The Trump administration’s proposal to create a $1 billion central fund for recognizing top performing federal employees would in large part revive similar effort of the Bush administration.

In 2003, the Bush White House proposed a “human capital performance fund” of $500 million, making the same argument that the Trump administration is now using: that the current system rewards employees for longevity more than it does for performance. It also similarly characterized the proposed fund as a down payment toward a comprehensive reform of pay.

At the time, federal unions raised the same concerns that they already have raised regarding the Trump proposal: that the performance ratings system is inconsistent, unreliable and vulnerable to favoritism and other forms of abuse. Some members of Congress at the time echoed those concerns but the key committees overseeing the federal workforce—then as now both headed by Republicans—backed the idea.

Congress eventually included language in a DoD spending bill authorizing the fund. Under its terms: each agency would receive a share based on their percentage of the overall federal payroll and would have had to craft plans, subject to OPM approval, on how they would use the money; agencies could make payouts to up to 15 percent of their employees of up to 10 percent of salary; and payouts would be raises, not bonuses, and thus would count for purposes including retirement calculations.

However, action by appropriators was needed to actually create it. They in turn allotted only enough to get the program on the books.

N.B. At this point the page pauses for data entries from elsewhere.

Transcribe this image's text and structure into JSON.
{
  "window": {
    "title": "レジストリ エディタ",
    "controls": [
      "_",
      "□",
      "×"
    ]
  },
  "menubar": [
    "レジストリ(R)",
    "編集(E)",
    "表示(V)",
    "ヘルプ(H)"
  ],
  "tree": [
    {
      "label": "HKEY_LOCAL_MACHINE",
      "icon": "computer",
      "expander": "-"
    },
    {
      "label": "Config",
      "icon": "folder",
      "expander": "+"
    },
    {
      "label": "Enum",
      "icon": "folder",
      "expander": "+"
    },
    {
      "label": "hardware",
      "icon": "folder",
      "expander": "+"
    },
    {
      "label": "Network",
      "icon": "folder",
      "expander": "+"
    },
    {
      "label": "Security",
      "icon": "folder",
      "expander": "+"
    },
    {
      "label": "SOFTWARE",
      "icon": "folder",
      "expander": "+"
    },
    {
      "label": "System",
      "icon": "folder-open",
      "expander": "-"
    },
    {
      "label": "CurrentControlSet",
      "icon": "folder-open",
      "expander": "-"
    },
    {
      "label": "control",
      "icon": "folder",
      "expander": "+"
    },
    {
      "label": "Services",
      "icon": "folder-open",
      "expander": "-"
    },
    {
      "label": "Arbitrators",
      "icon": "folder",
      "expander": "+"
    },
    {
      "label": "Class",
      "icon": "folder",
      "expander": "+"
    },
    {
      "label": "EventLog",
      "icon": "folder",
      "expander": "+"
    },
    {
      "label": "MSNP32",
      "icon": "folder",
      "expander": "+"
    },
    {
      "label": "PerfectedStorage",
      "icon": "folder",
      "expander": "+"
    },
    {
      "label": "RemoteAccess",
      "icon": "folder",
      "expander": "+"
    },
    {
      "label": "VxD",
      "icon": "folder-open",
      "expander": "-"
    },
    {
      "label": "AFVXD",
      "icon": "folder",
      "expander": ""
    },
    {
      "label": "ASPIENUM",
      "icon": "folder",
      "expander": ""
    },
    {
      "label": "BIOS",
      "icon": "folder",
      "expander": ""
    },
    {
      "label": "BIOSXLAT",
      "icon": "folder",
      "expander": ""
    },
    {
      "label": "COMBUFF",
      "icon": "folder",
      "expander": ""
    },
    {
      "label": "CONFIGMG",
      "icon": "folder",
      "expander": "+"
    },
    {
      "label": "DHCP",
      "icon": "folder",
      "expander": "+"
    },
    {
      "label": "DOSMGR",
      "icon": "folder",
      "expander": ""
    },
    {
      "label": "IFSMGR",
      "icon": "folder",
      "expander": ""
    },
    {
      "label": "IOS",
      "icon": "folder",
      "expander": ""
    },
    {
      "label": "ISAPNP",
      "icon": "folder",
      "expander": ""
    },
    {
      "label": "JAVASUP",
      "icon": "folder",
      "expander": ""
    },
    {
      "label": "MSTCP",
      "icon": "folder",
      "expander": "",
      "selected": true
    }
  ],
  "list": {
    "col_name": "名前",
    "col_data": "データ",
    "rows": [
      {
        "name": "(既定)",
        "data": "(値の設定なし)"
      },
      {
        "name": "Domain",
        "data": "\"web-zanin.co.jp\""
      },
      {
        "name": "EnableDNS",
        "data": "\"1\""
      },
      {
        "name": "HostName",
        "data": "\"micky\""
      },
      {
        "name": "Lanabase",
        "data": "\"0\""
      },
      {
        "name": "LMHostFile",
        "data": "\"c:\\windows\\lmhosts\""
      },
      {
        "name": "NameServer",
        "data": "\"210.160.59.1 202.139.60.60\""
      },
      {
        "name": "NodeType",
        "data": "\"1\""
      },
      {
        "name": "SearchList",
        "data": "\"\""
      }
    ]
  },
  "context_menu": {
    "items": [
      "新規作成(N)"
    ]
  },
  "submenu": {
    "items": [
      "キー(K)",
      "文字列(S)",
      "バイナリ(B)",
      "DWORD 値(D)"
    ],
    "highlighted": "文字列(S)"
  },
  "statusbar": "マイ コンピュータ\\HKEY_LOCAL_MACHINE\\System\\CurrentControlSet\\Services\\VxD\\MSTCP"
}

It never has been repealed, although it also never has been funded enough to actually make payouts.